Friday Five – National Wear Red Day
To dispel the myths and raise awareness of heart disease & stroke as the number one killer of women, the American Heart Association (@American_Heart) created Go Red For Women, a passionate, emotional, social initiative designed to empower women to take charge of their heart health. This week’s Friday Five highlights the initiative, explains why it’s important, and offers ways for readers to participate and Go Red for Women.
- G: GET YOUR NUMBERS
Ask your doctor to check your blood pressure and cholesterol.
- O: OWN YOUR LIFESTYLE
Stop smoking, lose weight, exercise, and eat healthy.
It’s up to you. No one can do it for you.
- R: REALIZE YOUR RISK
We think it won’t happen to us, but heart disease kills one of three women.
- E: EDUCATE YOUR FAMILY
Make healthy food choices for you and your family.
Teach your kids the importance of staying active.
- D: DON’T BE SILENT
Tell every woman you know that heart disease is our No. 1 killer.
Heart to Heart: Drs. Nanette Wenger and Puja Mehta Discuss Women’s Heart Health
Nanette Wenger, MD, was one of the first women to graduate from Harvard Medical School. That was almost 70 years ago when experts believed heart disease was virtually a non-issue for women. How times have changed. Today, we know that heart disease affects almost half of women in the U.S. and is responsible for about one in every five female deaths. Wenger and colleague Puja Mehta, MD, sit down to discuss.
❤️In recognition of #WearRedDay, we also invite you to listen to a conversation between two Emory cardiologists who have a long tradition of caring for women with cardiovascular disease, Drs. Puja Mehta and Nanette Wenger. 🔊https://t.co/WTrrYj9zu7
— Emory Department of Medicine (@EmoryDeptofMed) February 1, 2024
The 2023 Class of Real Women
The American Heart Association’s Go Red for Women Real Women are national volunteers selected to represent a diverse sisterhood of survivors, who actively, urgently and passionately champion the Go Red for Women movement. Often the surprising faces of cardiovascular disease, the Real Women share their powerful survivor stories to raise awareness of heart disease and stroke in women and inspire others to take charge of their own health and mental well-being.

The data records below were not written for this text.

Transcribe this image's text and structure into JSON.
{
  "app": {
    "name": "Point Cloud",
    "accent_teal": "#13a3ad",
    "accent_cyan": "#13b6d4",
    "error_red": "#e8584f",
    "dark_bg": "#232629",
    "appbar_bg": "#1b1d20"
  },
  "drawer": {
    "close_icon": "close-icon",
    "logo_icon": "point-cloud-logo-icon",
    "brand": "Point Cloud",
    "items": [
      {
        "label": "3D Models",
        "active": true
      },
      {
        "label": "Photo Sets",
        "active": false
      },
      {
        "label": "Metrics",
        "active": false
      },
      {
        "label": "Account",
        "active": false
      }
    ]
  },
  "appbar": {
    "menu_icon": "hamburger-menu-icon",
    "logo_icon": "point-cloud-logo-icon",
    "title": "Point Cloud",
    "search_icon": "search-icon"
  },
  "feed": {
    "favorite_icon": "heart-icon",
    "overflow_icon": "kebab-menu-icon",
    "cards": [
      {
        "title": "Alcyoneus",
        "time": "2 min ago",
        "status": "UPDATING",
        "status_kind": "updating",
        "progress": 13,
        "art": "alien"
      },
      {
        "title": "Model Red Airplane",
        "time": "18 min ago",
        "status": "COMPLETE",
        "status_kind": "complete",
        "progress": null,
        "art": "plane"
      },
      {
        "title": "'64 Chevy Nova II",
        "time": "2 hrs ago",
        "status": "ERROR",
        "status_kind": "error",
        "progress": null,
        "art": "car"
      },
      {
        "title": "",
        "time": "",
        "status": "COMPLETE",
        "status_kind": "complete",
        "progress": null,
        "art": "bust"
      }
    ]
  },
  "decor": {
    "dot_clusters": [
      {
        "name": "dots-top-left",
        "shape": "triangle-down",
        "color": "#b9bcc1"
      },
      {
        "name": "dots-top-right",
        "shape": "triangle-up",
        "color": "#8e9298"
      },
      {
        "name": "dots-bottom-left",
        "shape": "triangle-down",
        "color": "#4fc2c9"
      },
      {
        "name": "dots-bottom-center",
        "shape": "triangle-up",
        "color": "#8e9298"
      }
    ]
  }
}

On Thursday, we welcome our newest class of survivors. But first, we have to thank the ’23 class: Ann Ramirez, Brittany Williams, Ceirra Zeager, Dawn Turnage, Dina Pinelli, Jia Wu, Leslie Jordan, Margarita Pineiro, Naomi James, Sharell Weeams, Shemellar Davis and Yael Shvetz. pic.twitter.com/JtgVz4PDl9
— GoRedforWomen (@GoRedForWomen) January 30, 2024
Healthy for Good
Visit the Go Red for Women website and sign up to be a part of the Healthy for Good™ movement. If you sign up with your email you get a free 10 Under 10: Easy Winter Meals (and More!) digital recipe booklet while supplies last! I signed up and can’t wait to make some of the easy, healthy meals in the booklet.
3 ways to drive awareness of women’s greatest health threat for American Heart Month
From news desks to iconic buildings, scores of people and landmarks across the U.S. will once again “go red” on National Wear Red Day, Feb. 2, to raise awareness that cardiovascular disease is the No. 1 killer of women and support the nearly 45% of women over the age of 20 living with some form or heart disease or stroke. Through its Go Red for Women® movement, nationally sponsored by CVS Health, the American Heart Association, which is devoted to a world of healthier lives for all, urges everyone to take action throughout American Heart Month in February to champion better health and well-being for all women in three ways.
2024 Heart Disease and Stroke Statistics
More than half of people in the U.S. (51%) do not know that heart disease is the leading cause of death in the country, according to a recent Harris Poll survey conducted on behalf of the American Heart Association in November 2023. Yet, heart disease has now been the #1 killer for more than a century, according to the 2024 Heart Disease and Stroke Statistics: A Report of U.S. and Global Data From the American Heart Association.
More than half of U.S. adults don’t know heart disease is leading cause of death, despite 100-year reignhttps://t.co/UpCqVK3z3B
— American Heart News (@HeartNews) January 24, 2024